Firmly believing that the flavor should come from the actual bread itself instead of adding a lot of ingredients like chocolate or raisins, he stays away from breads with a lot of garnishes in them; for San Miguel, the simpler, the better. However, he does like to experiment from time to time, creating breads like the Cascanueces, a bread that is made with walnuts. For now, San Miguel sells his breads to restaurants and coffee shops like Boca, Compostela, Café con C, Café Regina, 1919, Cocina al Fondo and Prole, while he finishes the permit process for his own locale. Diego can be contacted at 787-473-5103.
Location soon: 1701 Avenida Paraná.
When Iván del Toro couldn't find quality bread distributors who would sell their bread in his newly acquired shop in Old San Juan, he had no other choice but to learn how to make a natural, healthy and delicious bread from scratch.
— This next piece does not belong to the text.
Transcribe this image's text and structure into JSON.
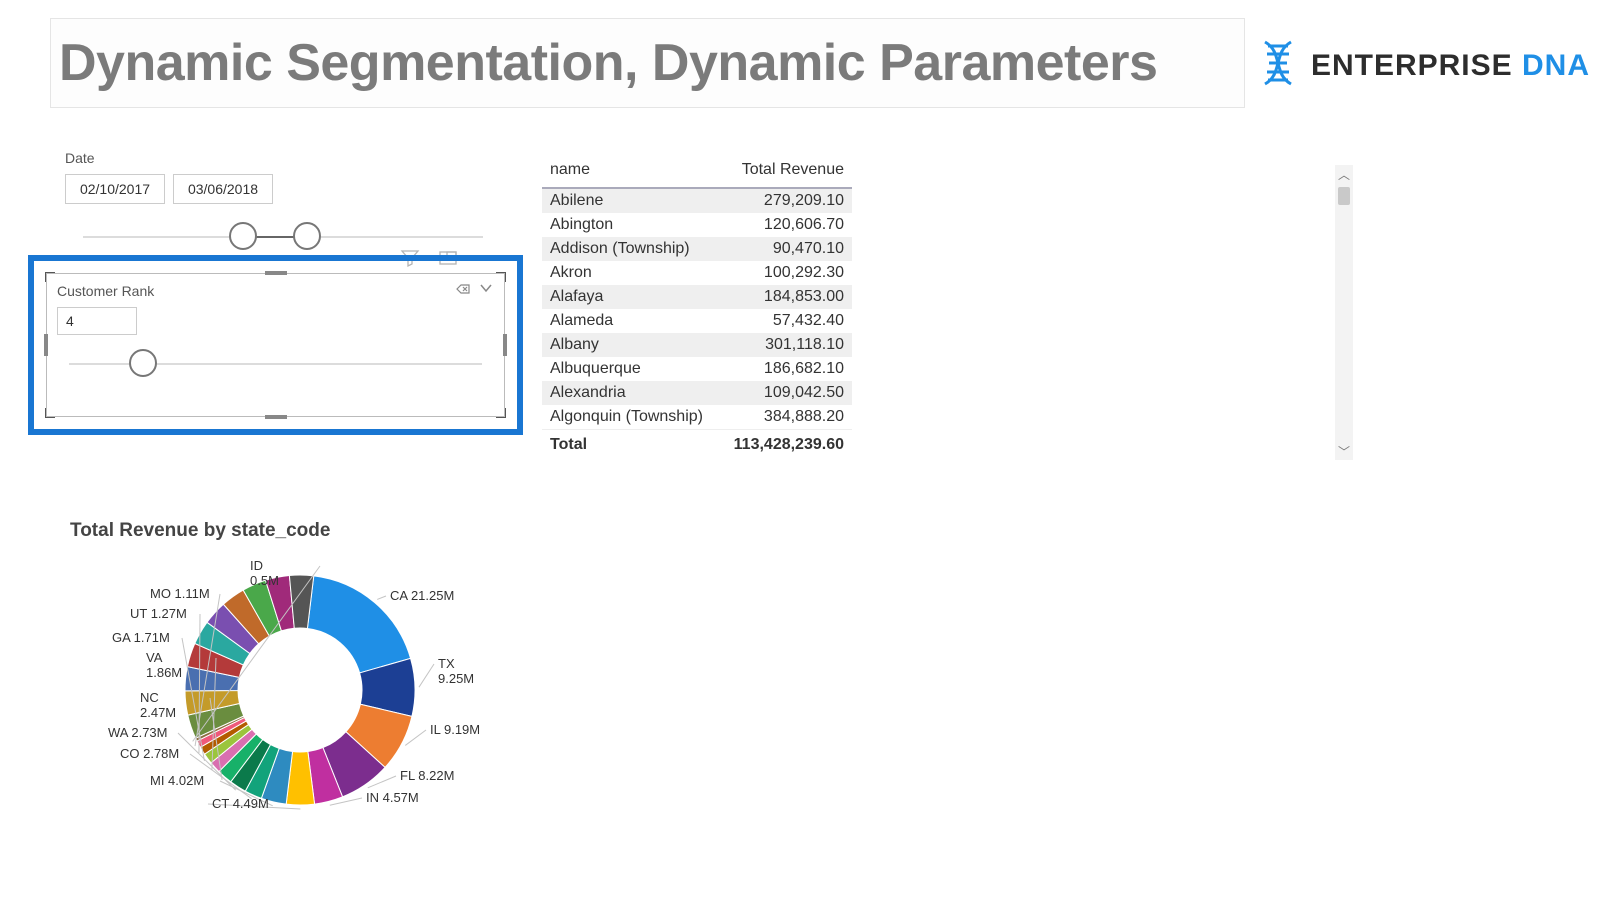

“I got bit by the bread bug,” said del Toro, who, together with his partner Katia Bobonis, acquired the space after Hurricane Maria destroyed what was there before.
Del Toro makes his bread with wholemeal flour, a natural, non-commercial alternative in breadmaking in which there is a longer fermentation process which allows for natural fungi and bacteria to break down the gluten in the dough. Del Toro does not bleach his flour with potassium bromate either, a food additive that has been banned in many parts of the world including Europe and countries in Asia due to its carcinogen properties. This chemical is used to age dough faster, a process that Del Toro says is imperative for the integrity of good, non-harmful bread.
Spiga serves breakfast from 8 a.m. to 11:30 a.m. and lunch until 3:30 p.m. For breakfast, one of their most popular items is the baked eggs with prosciutto, cherry tomatoes and goat cheese, accompanied with a slice of bread that they include with all their breakfast options. As a delicious lunch option, try their sandwiches with San Francisco Sourdough made in-house. Amongst their most delectable sandwiches is one with fig marmalade, brie cheese, prosciutto, local arugula and mustard.
In the sweets department, their famous chocolate chip cookies steal the show. Crunchy on the outside as nut shavings and sea salt coat a soft interior full of melted chocolate chips from Chocolate Cortes, a nearby establishment that makes and distributes their own chocolate. They also make sourdough bread pudding muffins with cinnamon and raisins and sell bread loafs every Thursday and Friday. Although they have plans to add a tapas menu and to open on the weekends for brunch, for now, they are open Monday to Friday from 8 a.m. to 3:30 p.m. Spiga can be contacted at 787-360-1842.
Location: 258 Calle San Justo, Tetuán corner, San Juan, Puerto Rico.